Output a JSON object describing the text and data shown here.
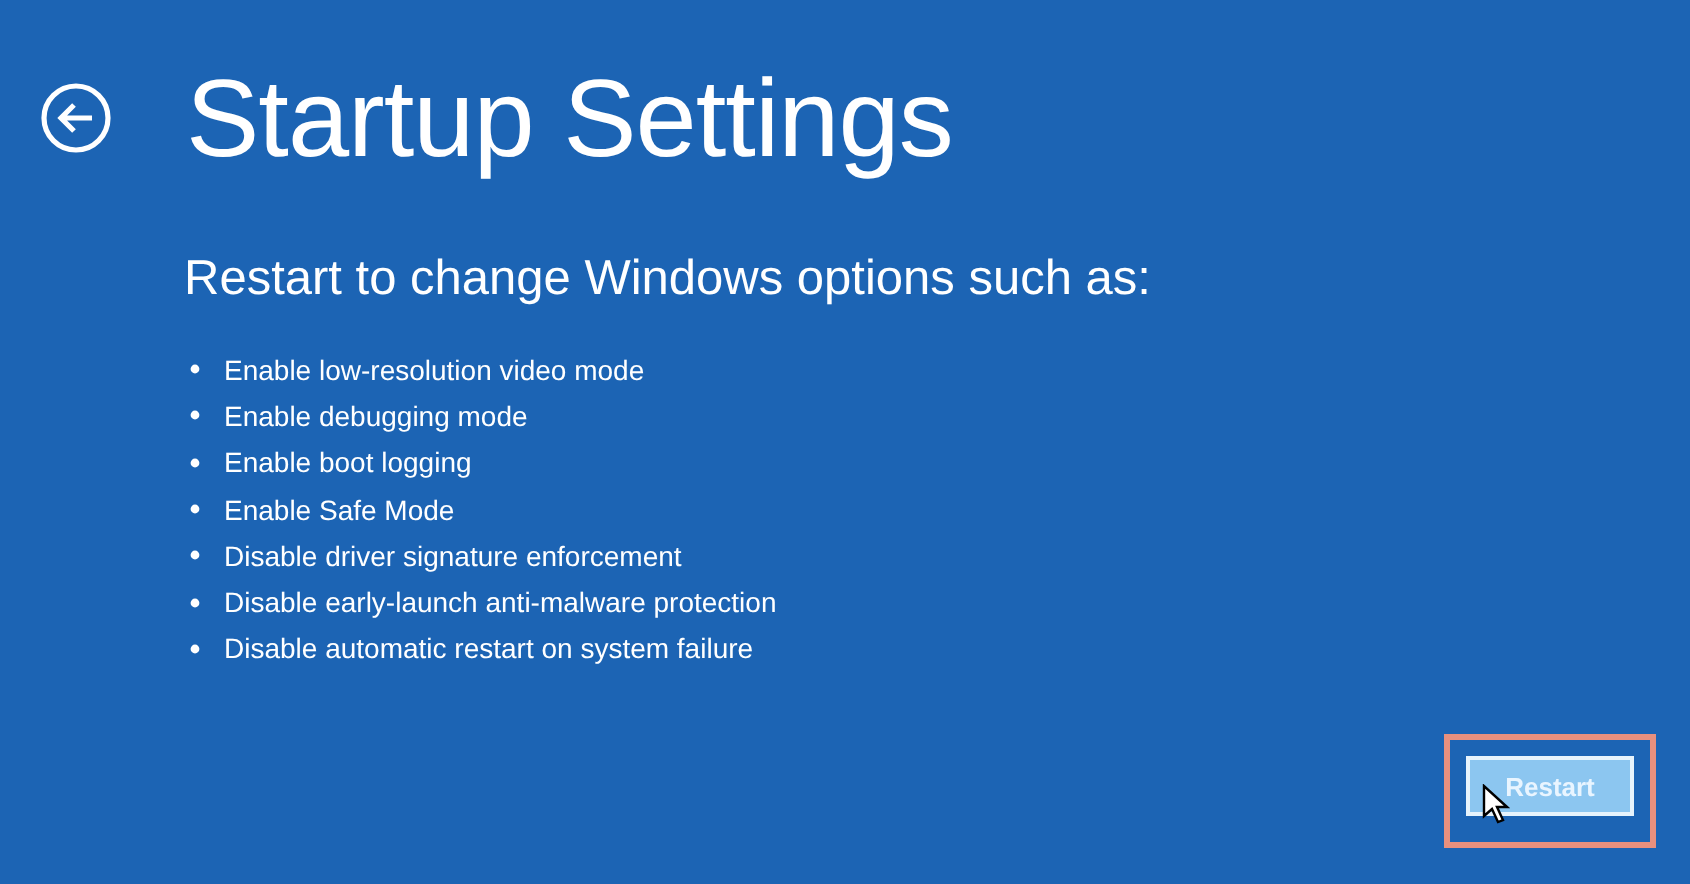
{
  "title": "Startup Settings",
  "subtitle": "Restart to change Windows options such as:",
  "options": [
    "Enable low-resolution video mode",
    "Enable debugging mode",
    "Enable boot logging",
    "Enable Safe Mode",
    "Disable driver signature enforcement",
    "Disable early-launch anti-malware protection",
    "Disable automatic restart on system failure"
  ],
  "restart_button": {
    "label": "Restart",
    "highlighted": true
  }
}
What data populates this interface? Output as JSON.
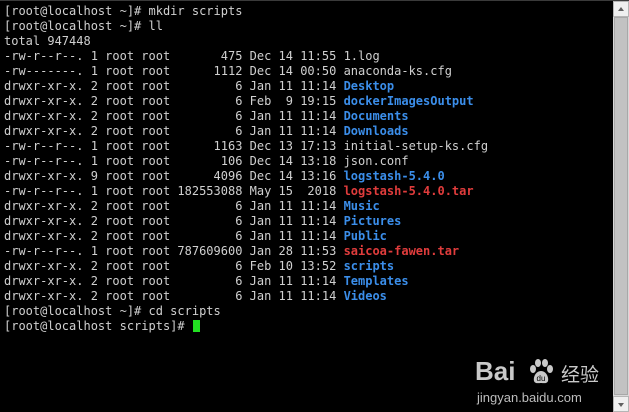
{
  "terminal": {
    "lines": [
      [
        {
          "text": "[root@localhost ~]# mkdir scripts",
          "style": "plain"
        }
      ],
      [
        {
          "text": "[root@localhost ~]# ll",
          "style": "plain"
        }
      ],
      [
        {
          "text": "total 947448",
          "style": "plain"
        }
      ],
      [
        {
          "text": "-rw-r--r--. 1 root root       475 Dec 14 11:55 ",
          "style": "plain"
        },
        {
          "text": "1.log",
          "style": "plain"
        }
      ],
      [
        {
          "text": "-rw-------. 1 root root      1112 Dec 14 00:50 ",
          "style": "plain"
        },
        {
          "text": "anaconda-ks.cfg",
          "style": "plain"
        }
      ],
      [
        {
          "text": "drwxr-xr-x. 2 root root         6 Jan 11 11:14 ",
          "style": "plain"
        },
        {
          "text": "Desktop",
          "style": "dir"
        }
      ],
      [
        {
          "text": "drwxr-xr-x. 2 root root         6 Feb  9 19:15 ",
          "style": "plain"
        },
        {
          "text": "dockerImagesOutput",
          "style": "dir"
        }
      ],
      [
        {
          "text": "drwxr-xr-x. 2 root root         6 Jan 11 11:14 ",
          "style": "plain"
        },
        {
          "text": "Documents",
          "style": "dir"
        }
      ],
      [
        {
          "text": "drwxr-xr-x. 2 root root         6 Jan 11 11:14 ",
          "style": "plain"
        },
        {
          "text": "Downloads",
          "style": "dir"
        }
      ],
      [
        {
          "text": "-rw-r--r--. 1 root root      1163 Dec 13 17:13 ",
          "style": "plain"
        },
        {
          "text": "initial-setup-ks.cfg",
          "style": "plain"
        }
      ],
      [
        {
          "text": "-rw-r--r--. 1 root root       106 Dec 14 13:18 ",
          "style": "plain"
        },
        {
          "text": "json.conf",
          "style": "plain"
        }
      ],
      [
        {
          "text": "drwxr-xr-x. 9 root root      4096 Dec 14 13:16 ",
          "style": "plain"
        },
        {
          "text": "logstash-5.4.0",
          "style": "dir"
        }
      ],
      [
        {
          "text": "-rw-r--r--. 1 root root 182553088 May 15  2018 ",
          "style": "plain"
        },
        {
          "text": "logstash-5.4.0.tar",
          "style": "archive"
        }
      ],
      [
        {
          "text": "drwxr-xr-x. 2 root root         6 Jan 11 11:14 ",
          "style": "plain"
        },
        {
          "text": "Music",
          "style": "dir"
        }
      ],
      [
        {
          "text": "drwxr-xr-x. 2 root root         6 Jan 11 11:14 ",
          "style": "plain"
        },
        {
          "text": "Pictures",
          "style": "dir"
        }
      ],
      [
        {
          "text": "drwxr-xr-x. 2 root root         6 Jan 11 11:14 ",
          "style": "plain"
        },
        {
          "text": "Public",
          "style": "dir"
        }
      ],
      [
        {
          "text": "-rw-r--r--. 1 root root 787609600 Jan 28 11:53 ",
          "style": "plain"
        },
        {
          "text": "saicoa-fawen.tar",
          "style": "archive"
        }
      ],
      [
        {
          "text": "drwxr-xr-x. 2 root root         6 Feb 10 13:52 ",
          "style": "plain"
        },
        {
          "text": "scripts",
          "style": "dir"
        }
      ],
      [
        {
          "text": "drwxr-xr-x. 2 root root         6 Jan 11 11:14 ",
          "style": "plain"
        },
        {
          "text": "Templates",
          "style": "dir"
        }
      ],
      [
        {
          "text": "drwxr-xr-x. 2 root root         6 Jan 11 11:14 ",
          "style": "plain"
        },
        {
          "text": "Videos",
          "style": "dir"
        }
      ],
      [
        {
          "text": "[root@localhost ~]# cd scripts",
          "style": "plain"
        }
      ]
    ],
    "prompt": "[root@localhost scripts]# ",
    "colors": {
      "background": "#000000",
      "text": "#d0d0d0",
      "directory": "#3b8eea",
      "archive": "#e03c3c",
      "cursor": "#22e022"
    }
  },
  "watermark": {
    "logo_text": "Bai",
    "brand_text": "经验",
    "url": "jingyan.baidu.com",
    "icon": "baidu-paw-icon"
  }
}
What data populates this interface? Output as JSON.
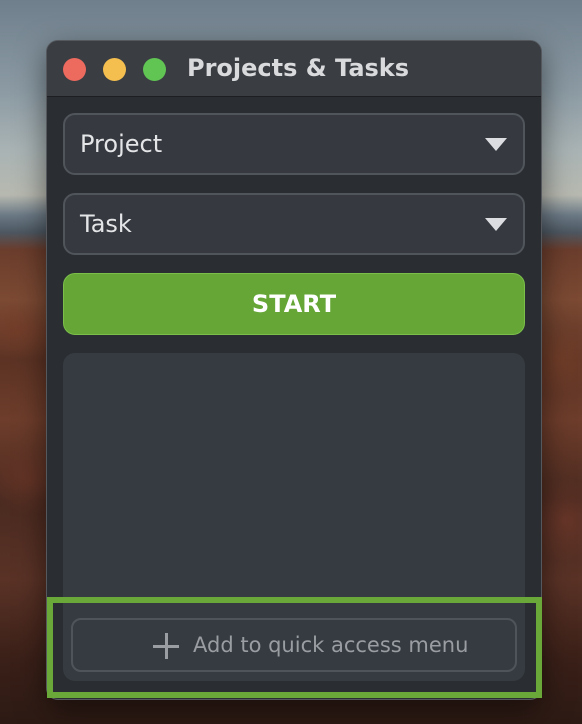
{
  "window": {
    "title": "Projects & Tasks"
  },
  "project_select": {
    "value": "Project",
    "icon": "caret-down-icon"
  },
  "task_select": {
    "value": "Task",
    "icon": "caret-down-icon"
  },
  "start_button": {
    "label": "START"
  },
  "quick_access": {
    "label": "Add to quick access menu",
    "icon": "plus-icon"
  },
  "colors": {
    "accent_green": "#65a637",
    "highlight_green": "#6aa83a",
    "window_bg": "#2a2e33",
    "panel_bg": "#363b41"
  }
}
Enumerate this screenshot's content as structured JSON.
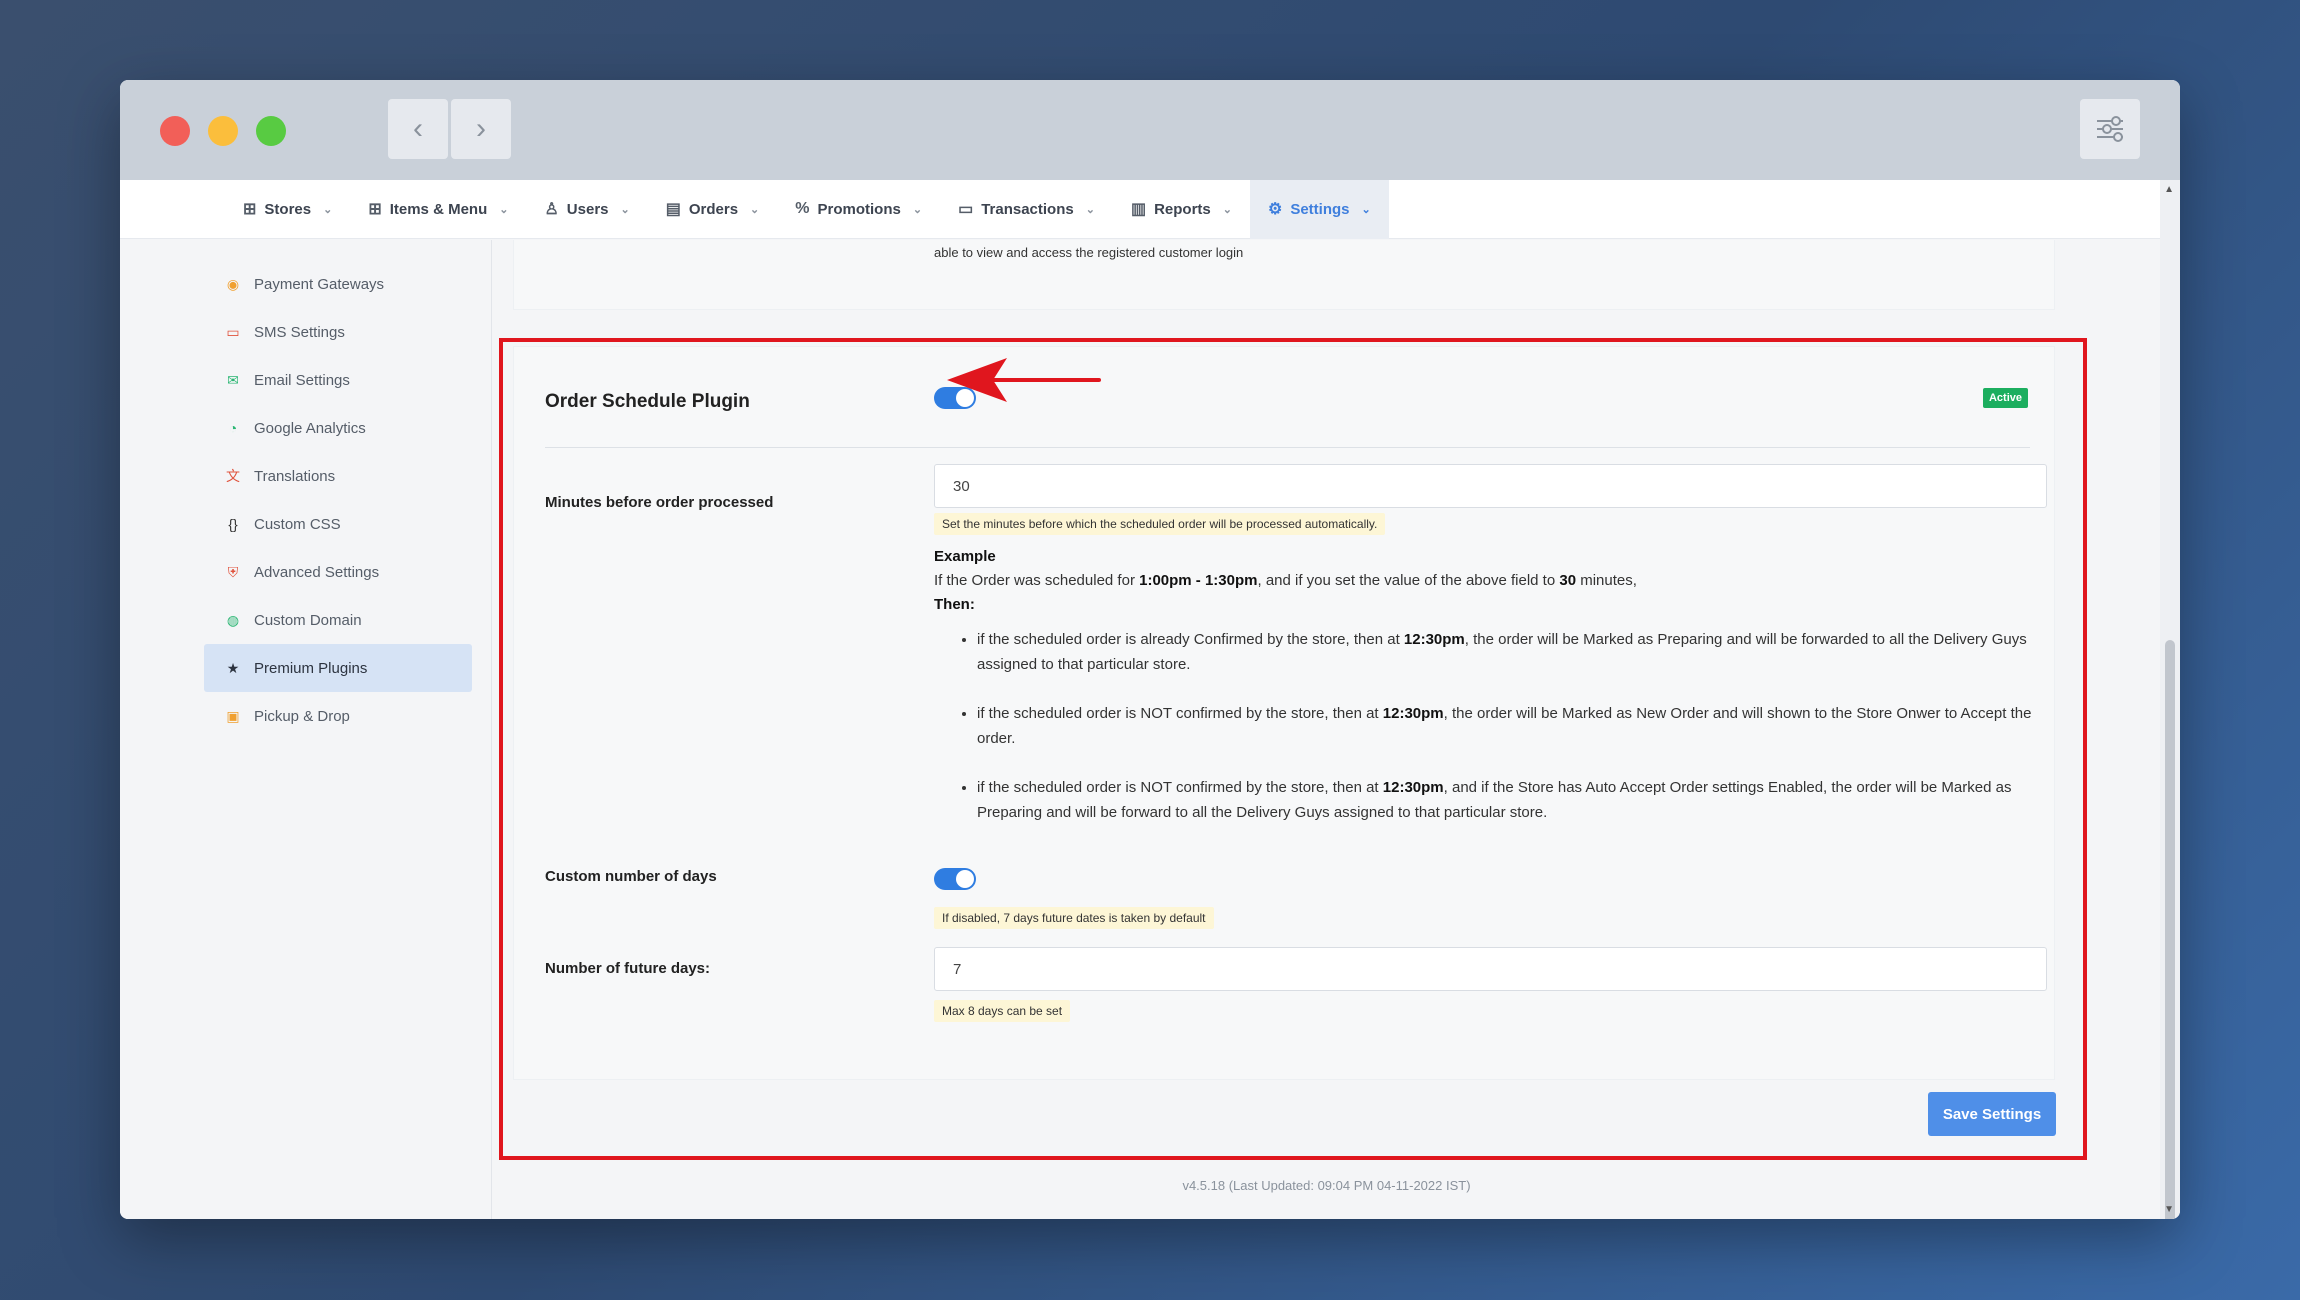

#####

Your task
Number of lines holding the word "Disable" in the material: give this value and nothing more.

Response to this task
3